BEGIN

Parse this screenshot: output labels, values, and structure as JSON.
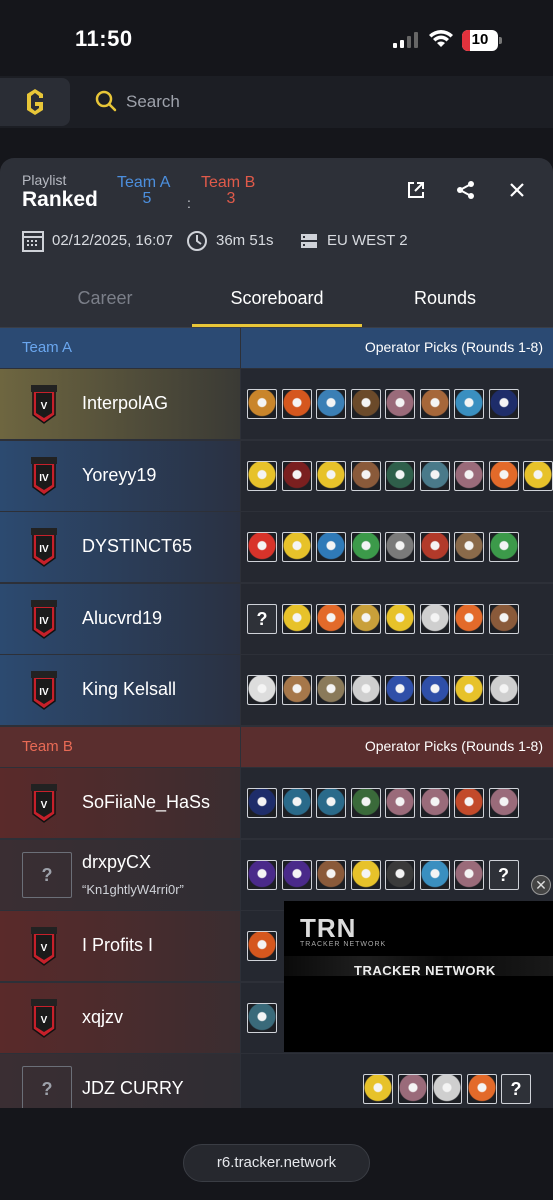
{
  "status_bar": {
    "time": "11:50",
    "battery": "10"
  },
  "header": {
    "search_placeholder": "Search"
  },
  "match": {
    "playlist_label": "Playlist",
    "playlist_value": "Ranked",
    "team_a_name": "Team A",
    "team_a_score": "5",
    "team_b_name": "Team B",
    "team_b_score": "3",
    "score_separator": ":",
    "datetime": "02/12/2025, 16:07",
    "duration": "36m 51s",
    "server": "EU WEST 2"
  },
  "tabs": [
    "Career",
    "Scoreboard",
    "Rounds"
  ],
  "teams": [
    {
      "name": "Team A",
      "ops_header": "Operator Picks (Rounds 1-8)",
      "players": [
        {
          "name": "InterpolAG",
          "nick": "",
          "rank": "V",
          "icons": [
            "#c9852b",
            "#d5571e",
            "#3b7fb5",
            "#6b4a2a",
            "#9a6b7a",
            "#a6673a",
            "#3a8fc0",
            "#1e2d6a"
          ]
        },
        {
          "name": "Yoreyy19",
          "nick": "",
          "rank": "IV",
          "icons": [
            "#e7c22a",
            "#7a1f1f",
            "#e7c22a",
            "#8a5a3a",
            "#2f5f4a",
            "#4a7a8a",
            "#9a6b7a",
            "#e36a2a",
            "#e7c22a"
          ]
        },
        {
          "name": "DYSTINCT65",
          "nick": "",
          "rank": "IV",
          "icons": [
            "#d8332a",
            "#e7c22a",
            "#2f7ab8",
            "#3c9a4a",
            "#7a7a7a",
            "#b23a2a",
            "#8a6a4a",
            "#3c9a4a"
          ]
        },
        {
          "name": "Alucvrd19",
          "nick": "",
          "rank": "IV",
          "icons": [
            "#2e3138",
            "#e7c22a",
            "#e36a2a",
            "#c9a03a",
            "#e7c22a",
            "#cfcfcf",
            "#e36a2a",
            "#8a5a3a"
          ]
        },
        {
          "name": "King Kelsall",
          "nick": "",
          "rank": "IV",
          "icons": [
            "#dddddd",
            "#a6774a",
            "#8a7a5a",
            "#cfcfcf",
            "#2f4fa8",
            "#2f4fa8",
            "#e7c22a",
            "#cfcfcf"
          ]
        }
      ]
    },
    {
      "name": "Team B",
      "ops_header": "Operator Picks (Rounds 1-8)",
      "players": [
        {
          "name": "SoFiiaNe_HaSs",
          "nick": "",
          "rank": "V",
          "icons": [
            "#1e2d6a",
            "#2a6a8a",
            "#2a6a8a",
            "#3a6a3a",
            "#9a6b7a",
            "#9a6b7a",
            "#c24a2a",
            "#9a6b7a"
          ]
        },
        {
          "name": "drxpyCX",
          "nick": "“Kn1ghtlyW4rri0r”",
          "rank": "?",
          "icons": [
            "#4a2a8a",
            "#4a2a8a",
            "#8a5a3a",
            "#e7c22a",
            "#3a3a3a",
            "#3a8fc0",
            "#9a6b7a",
            "#2e3138"
          ]
        },
        {
          "name": "I Profits I",
          "nick": "",
          "rank": "V",
          "icons": [
            "#d5571e"
          ]
        },
        {
          "name": "xqjzv",
          "nick": "",
          "rank": "V",
          "icons": [
            "#3a6a7a"
          ]
        },
        {
          "name": "JDZ CURRY",
          "nick": "",
          "rank": "?",
          "icons": [
            "#e7c22a",
            "#9a6b7a",
            "#cfcfcf",
            "#e36a2a",
            "#2e3138"
          ]
        }
      ]
    }
  ],
  "ad": {
    "logo": "TRN",
    "logo_sub": "TRACKER NETWORK",
    "title": "TRACKER NETWORK"
  },
  "footer": {
    "url": "r6.tracker.network"
  }
}
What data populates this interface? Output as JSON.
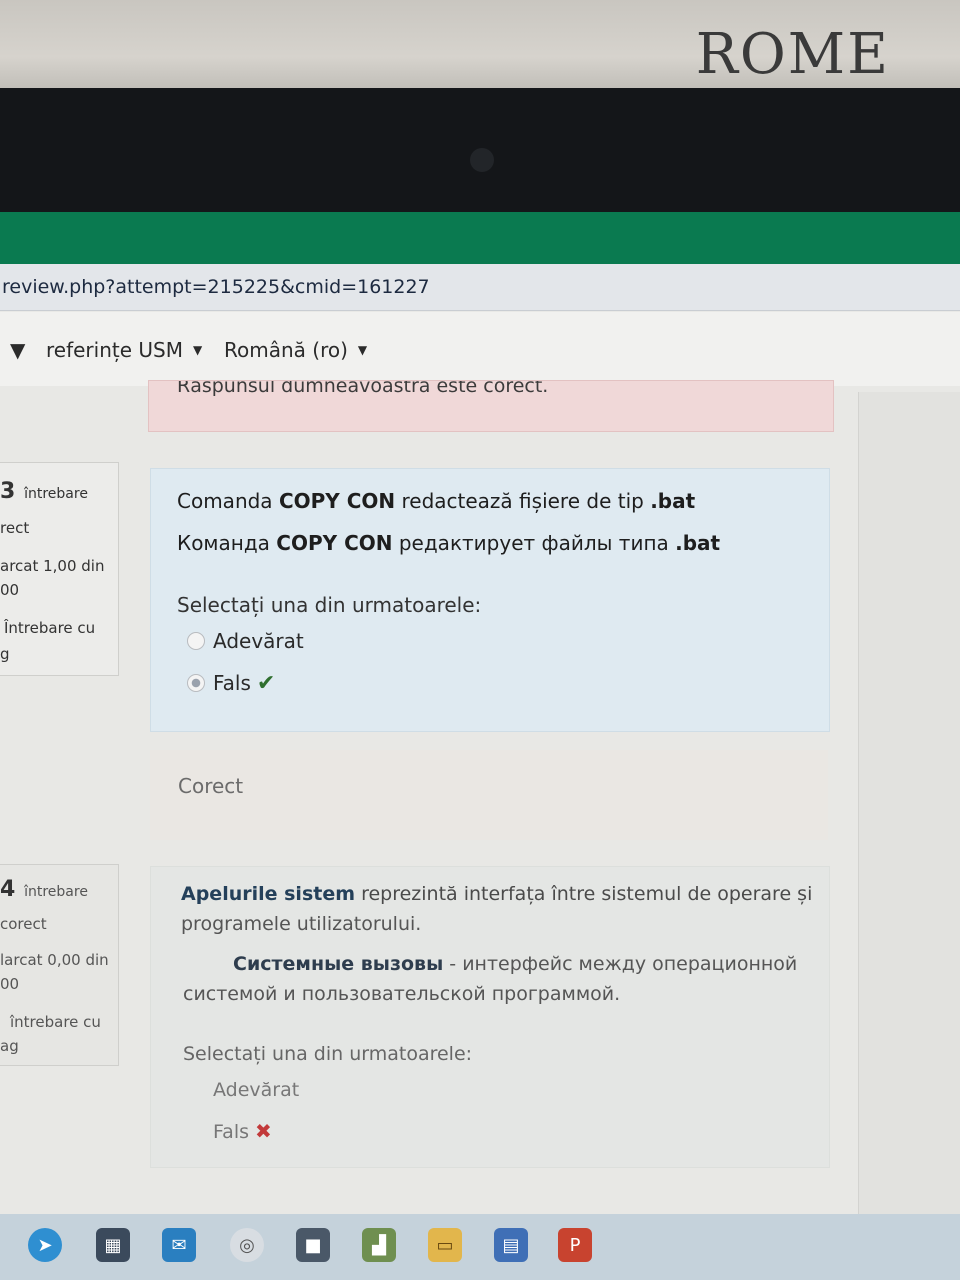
{
  "wall": {
    "sign_text": "ROME"
  },
  "browser": {
    "url": "review.php?attempt=215225&cmid=161227"
  },
  "navbar": {
    "items": [
      {
        "label": "referințe USM"
      },
      {
        "label": "Română (ro)"
      }
    ]
  },
  "previous_feedback": {
    "text": "Răspunsul dumneavoastră este corect."
  },
  "question3": {
    "info": {
      "number": "3",
      "number_label": "întrebare",
      "status": "rect",
      "mark": "arcat 1,00 din",
      "mark_max": "00",
      "flag": "Întrebare cu",
      "flag2": "g"
    },
    "text_ro_pre": "Comanda ",
    "text_ro_bold": "COPY CON",
    "text_ro_mid": " redactează fișiere de tip ",
    "text_ro_ext": ".bat",
    "text_ru_pre": "Команда ",
    "text_ru_bold": "COPY CON",
    "text_ru_mid": " редактирует файлы типа ",
    "text_ru_ext": ".bat",
    "prompt": "Selectați una din urmatoarele:",
    "options": [
      {
        "label": "Adevărat",
        "selected": false
      },
      {
        "label": "Fals",
        "selected": true,
        "mark": "correct"
      }
    ],
    "outcome": "Corect"
  },
  "question4": {
    "info": {
      "number": "4",
      "number_label": "întrebare",
      "status": "corect",
      "mark": "larcat 0,00 din",
      "mark_max": "00",
      "flag": "întrebare cu",
      "flag2": "ag"
    },
    "text_ro_bold": "Apelurile sistem",
    "text_ro_rest": " reprezintă interfața între sistemul de operare și",
    "text_ro_line2": "programele utilizatorului.",
    "text_ru_bold": "Системные вызовы",
    "text_ru_rest": " - интерфейс между операционной",
    "text_ru_line2": "системой и пользовательской программой.",
    "prompt": "Selectați una din urmatoarele:",
    "options": [
      {
        "label": "Adevărat"
      },
      {
        "label": "Fals",
        "mark": "incorrect"
      }
    ]
  },
  "taskbar": {
    "icons": [
      {
        "name": "telegram-icon",
        "color": "#2f8fd1"
      },
      {
        "name": "store-icon",
        "color": "#3b4a5c"
      },
      {
        "name": "mail-icon",
        "color": "#2a7fc0"
      },
      {
        "name": "chrome-icon",
        "color": "#d8dde2"
      },
      {
        "name": "box-icon",
        "color": "#4a5868"
      },
      {
        "name": "chart-icon",
        "color": "#6f8f50"
      },
      {
        "name": "folder-icon",
        "color": "#e2b64c"
      },
      {
        "name": "word-icon",
        "color": "#3f6fb6"
      },
      {
        "name": "powerpoint-icon",
        "color": "#c8432f"
      }
    ]
  }
}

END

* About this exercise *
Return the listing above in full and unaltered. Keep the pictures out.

* Answer to this problem *
Parse this screenshot: output labels, values, and structure as JSON.
{
  "status_bar": {
    "time": "11:50",
    "battery": "10"
  },
  "header": {
    "search_placeholder": "Search"
  },
  "match": {
    "playlist_label": "Playlist",
    "playlist_value": "Ranked",
    "team_a_name": "Team A",
    "team_a_score": "5",
    "team_b_name": "Team B",
    "team_b_score": "3",
    "score_separator": ":",
    "datetime": "02/12/2025, 16:07",
    "duration": "36m 51s",
    "server": "EU WEST 2"
  },
  "tabs": [
    "Career",
    "Scoreboard",
    "Rounds"
  ],
  "teams": [
    {
      "name": "Team A",
      "ops_header": "Operator Picks (Rounds 1-8)",
      "players": [
        {
          "name": "InterpolAG",
          "nick": "",
          "rank": "V",
          "icons": [
            "#c9852b",
            "#d5571e",
            "#3b7fb5",
            "#6b4a2a",
            "#9a6b7a",
            "#a6673a",
            "#3a8fc0",
            "#1e2d6a"
          ]
        },
        {
          "name": "Yoreyy19",
          "nick": "",
          "rank": "IV",
          "icons": [
            "#e7c22a",
            "#7a1f1f",
            "#e7c22a",
            "#8a5a3a",
            "#2f5f4a",
            "#4a7a8a",
            "#9a6b7a",
            "#e36a2a",
            "#e7c22a"
          ]
        },
        {
          "name": "DYSTINCT65",
          "nick": "",
          "rank": "IV",
          "icons": [
            "#d8332a",
            "#e7c22a",
            "#2f7ab8",
            "#3c9a4a",
            "#7a7a7a",
            "#b23a2a",
            "#8a6a4a",
            "#3c9a4a"
          ]
        },
        {
          "name": "Alucvrd19",
          "nick": "",
          "rank": "IV",
          "icons": [
            "#2e3138",
            "#e7c22a",
            "#e36a2a",
            "#c9a03a",
            "#e7c22a",
            "#cfcfcf",
            "#e36a2a",
            "#8a5a3a"
          ]
        },
        {
          "name": "King Kelsall",
          "nick": "",
          "rank": "IV",
          "icons": [
            "#dddddd",
            "#a6774a",
            "#8a7a5a",
            "#cfcfcf",
            "#2f4fa8",
            "#2f4fa8",
            "#e7c22a",
            "#cfcfcf"
          ]
        }
      ]
    },
    {
      "name": "Team B",
      "ops_header": "Operator Picks (Rounds 1-8)",
      "players": [
        {
          "name": "SoFiiaNe_HaSs",
          "nick": "",
          "rank": "V",
          "icons": [
            "#1e2d6a",
            "#2a6a8a",
            "#2a6a8a",
            "#3a6a3a",
            "#9a6b7a",
            "#9a6b7a",
            "#c24a2a",
            "#9a6b7a"
          ]
        },
        {
          "name": "drxpyCX",
          "nick": "“Kn1ghtlyW4rri0r”",
          "rank": "?",
          "icons": [
            "#4a2a8a",
            "#4a2a8a",
            "#8a5a3a",
            "#e7c22a",
            "#3a3a3a",
            "#3a8fc0",
            "#9a6b7a",
            "#2e3138"
          ]
        },
        {
          "name": "I Profits I",
          "nick": "",
          "rank": "V",
          "icons": [
            "#d5571e"
          ]
        },
        {
          "name": "xqjzv",
          "nick": "",
          "rank": "V",
          "icons": [
            "#3a6a7a"
          ]
        },
        {
          "name": "JDZ CURRY",
          "nick": "",
          "rank": "?",
          "icons": [
            "#e7c22a",
            "#9a6b7a",
            "#cfcfcf",
            "#e36a2a",
            "#2e3138"
          ]
        }
      ]
    }
  ],
  "ad": {
    "logo": "TRN",
    "logo_sub": "TRACKER NETWORK",
    "title": "TRACKER NETWORK"
  },
  "footer": {
    "url": "r6.tracker.network"
  }
}
What data populates this interface? Output as JSON.
{
  "wall": {
    "sign_text": "ROME"
  },
  "browser": {
    "url": "review.php?attempt=215225&cmid=161227"
  },
  "navbar": {
    "items": [
      {
        "label": "referințe USM"
      },
      {
        "label": "Română (ro)"
      }
    ]
  },
  "previous_feedback": {
    "text": "Răspunsul dumneavoastră este corect."
  },
  "question3": {
    "info": {
      "number": "3",
      "number_label": "întrebare",
      "status": "rect",
      "mark": "arcat 1,00 din",
      "mark_max": "00",
      "flag": "Întrebare cu",
      "flag2": "g"
    },
    "text_ro_pre": "Comanda ",
    "text_ro_bold": "COPY CON",
    "text_ro_mid": " redactează fișiere de tip ",
    "text_ro_ext": ".bat",
    "text_ru_pre": "Команда ",
    "text_ru_bold": "COPY CON",
    "text_ru_mid": " редактирует файлы типа ",
    "text_ru_ext": ".bat",
    "prompt": "Selectați una din urmatoarele:",
    "options": [
      {
        "label": "Adevărat",
        "selected": false
      },
      {
        "label": "Fals",
        "selected": true,
        "mark": "correct"
      }
    ],
    "outcome": "Corect"
  },
  "question4": {
    "info": {
      "number": "4",
      "number_label": "întrebare",
      "status": "corect",
      "mark": "larcat 0,00 din",
      "mark_max": "00",
      "flag": "întrebare cu",
      "flag2": "ag"
    },
    "text_ro_bold": "Apelurile sistem",
    "text_ro_rest": " reprezintă interfața între sistemul de operare și",
    "text_ro_line2": "programele utilizatorului.",
    "text_ru_bold": "Системные вызовы",
    "text_ru_rest": " - интерфейс между операционной",
    "text_ru_line2": "системой и пользовательской программой.",
    "prompt": "Selectați una din urmatoarele:",
    "options": [
      {
        "label": "Adevărat"
      },
      {
        "label": "Fals",
        "mark": "incorrect"
      }
    ]
  },
  "taskbar": {
    "icons": [
      {
        "name": "telegram-icon",
        "color": "#2f8fd1"
      },
      {
        "name": "store-icon",
        "color": "#3b4a5c"
      },
      {
        "name": "mail-icon",
        "color": "#2a7fc0"
      },
      {
        "name": "chrome-icon",
        "color": "#d8dde2"
      },
      {
        "name": "box-icon",
        "color": "#4a5868"
      },
      {
        "name": "chart-icon",
        "color": "#6f8f50"
      },
      {
        "name": "folder-icon",
        "color": "#e2b64c"
      },
      {
        "name": "word-icon",
        "color": "#3f6fb6"
      },
      {
        "name": "powerpoint-icon",
        "color": "#c8432f"
      }
    ]
  }
}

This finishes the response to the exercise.